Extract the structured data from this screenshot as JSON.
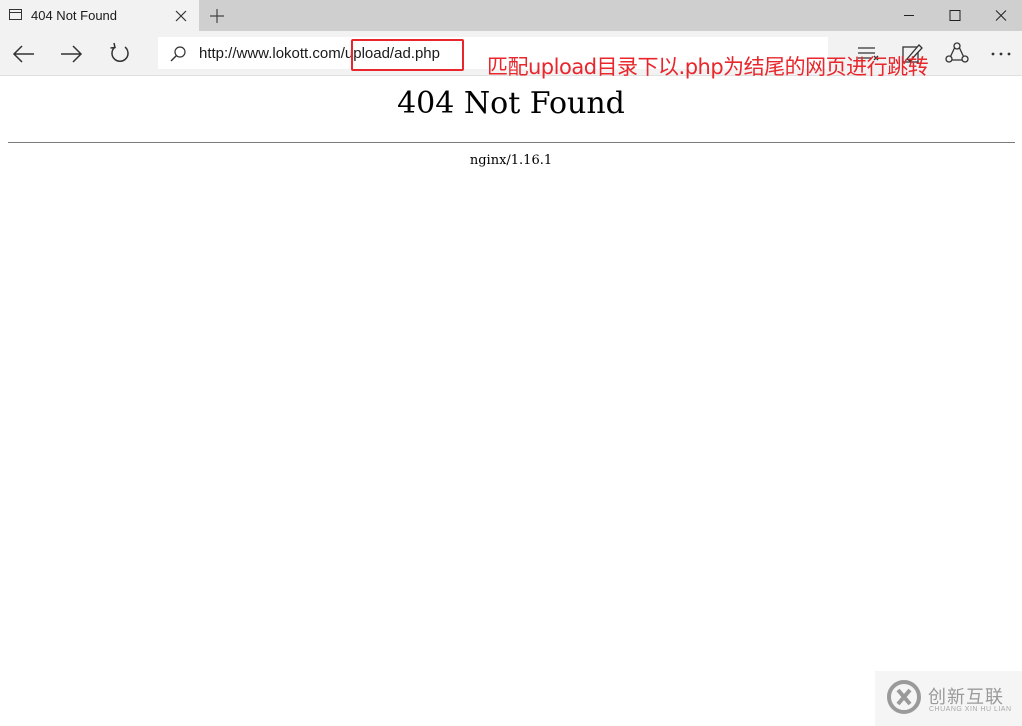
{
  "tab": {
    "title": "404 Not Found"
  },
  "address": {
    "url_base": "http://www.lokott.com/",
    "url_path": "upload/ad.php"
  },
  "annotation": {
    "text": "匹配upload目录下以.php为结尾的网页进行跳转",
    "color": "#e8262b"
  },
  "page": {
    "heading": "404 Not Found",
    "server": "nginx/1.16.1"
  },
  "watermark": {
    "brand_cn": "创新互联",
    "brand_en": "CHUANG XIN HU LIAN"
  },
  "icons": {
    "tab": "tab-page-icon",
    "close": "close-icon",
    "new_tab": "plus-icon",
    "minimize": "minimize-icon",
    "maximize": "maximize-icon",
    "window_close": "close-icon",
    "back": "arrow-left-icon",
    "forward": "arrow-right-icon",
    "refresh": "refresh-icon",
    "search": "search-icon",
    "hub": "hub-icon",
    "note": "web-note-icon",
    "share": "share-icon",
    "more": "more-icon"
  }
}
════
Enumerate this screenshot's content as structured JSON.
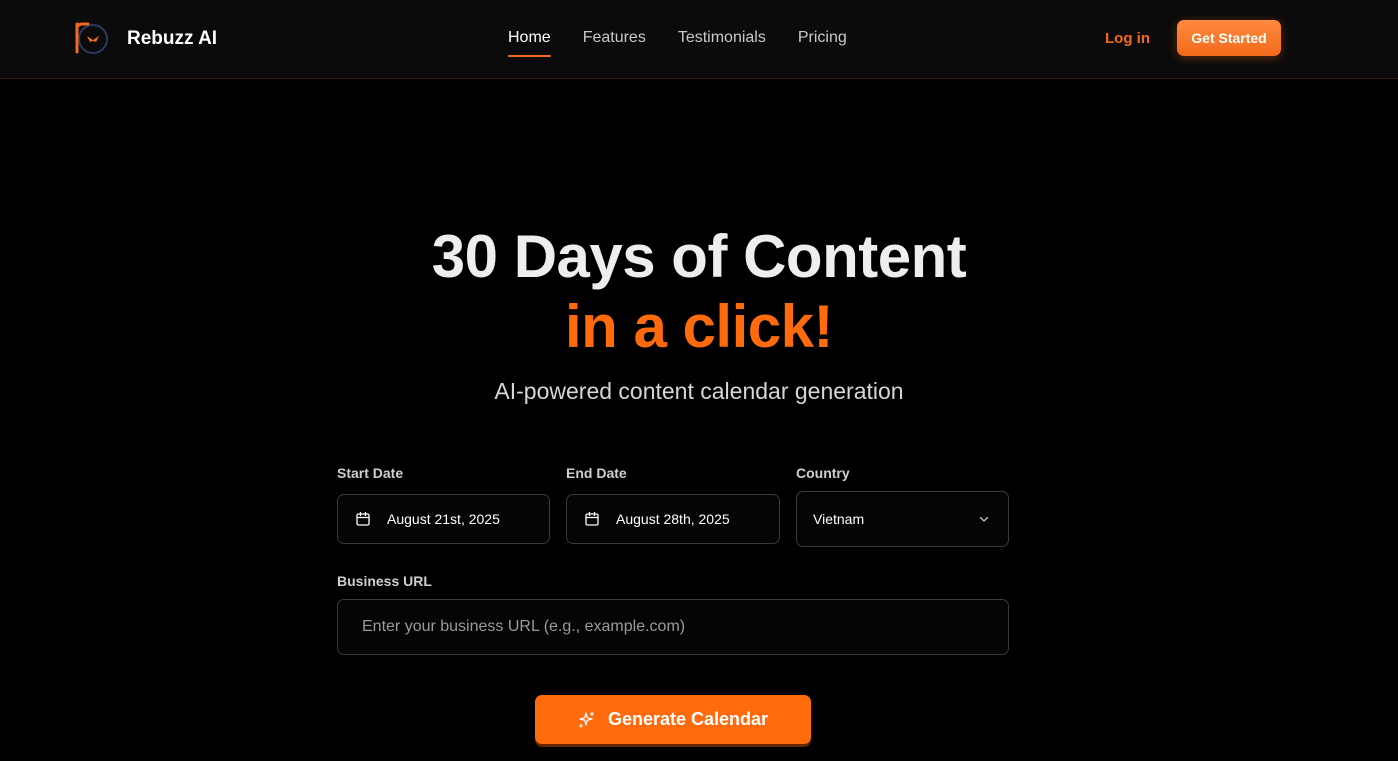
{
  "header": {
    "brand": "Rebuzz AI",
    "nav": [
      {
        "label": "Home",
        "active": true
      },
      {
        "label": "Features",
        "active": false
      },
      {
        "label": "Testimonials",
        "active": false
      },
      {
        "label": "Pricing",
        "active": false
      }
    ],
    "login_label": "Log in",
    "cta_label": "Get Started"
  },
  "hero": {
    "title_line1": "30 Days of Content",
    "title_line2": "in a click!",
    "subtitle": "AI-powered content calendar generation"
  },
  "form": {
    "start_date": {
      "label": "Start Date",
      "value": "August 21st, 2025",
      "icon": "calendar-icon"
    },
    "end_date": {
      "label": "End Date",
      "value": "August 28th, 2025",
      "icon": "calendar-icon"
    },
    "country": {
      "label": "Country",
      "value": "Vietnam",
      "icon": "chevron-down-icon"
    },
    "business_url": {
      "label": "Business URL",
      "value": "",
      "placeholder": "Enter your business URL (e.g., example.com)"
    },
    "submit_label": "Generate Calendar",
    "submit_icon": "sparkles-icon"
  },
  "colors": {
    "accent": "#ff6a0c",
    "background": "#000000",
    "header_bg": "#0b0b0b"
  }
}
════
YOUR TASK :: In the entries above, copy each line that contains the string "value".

EXERCISE ANSWER ::
      "value": "August 21st, 2025",
      "value": "August 28th, 2025",
      "value": "Vietnam",
      "value": "",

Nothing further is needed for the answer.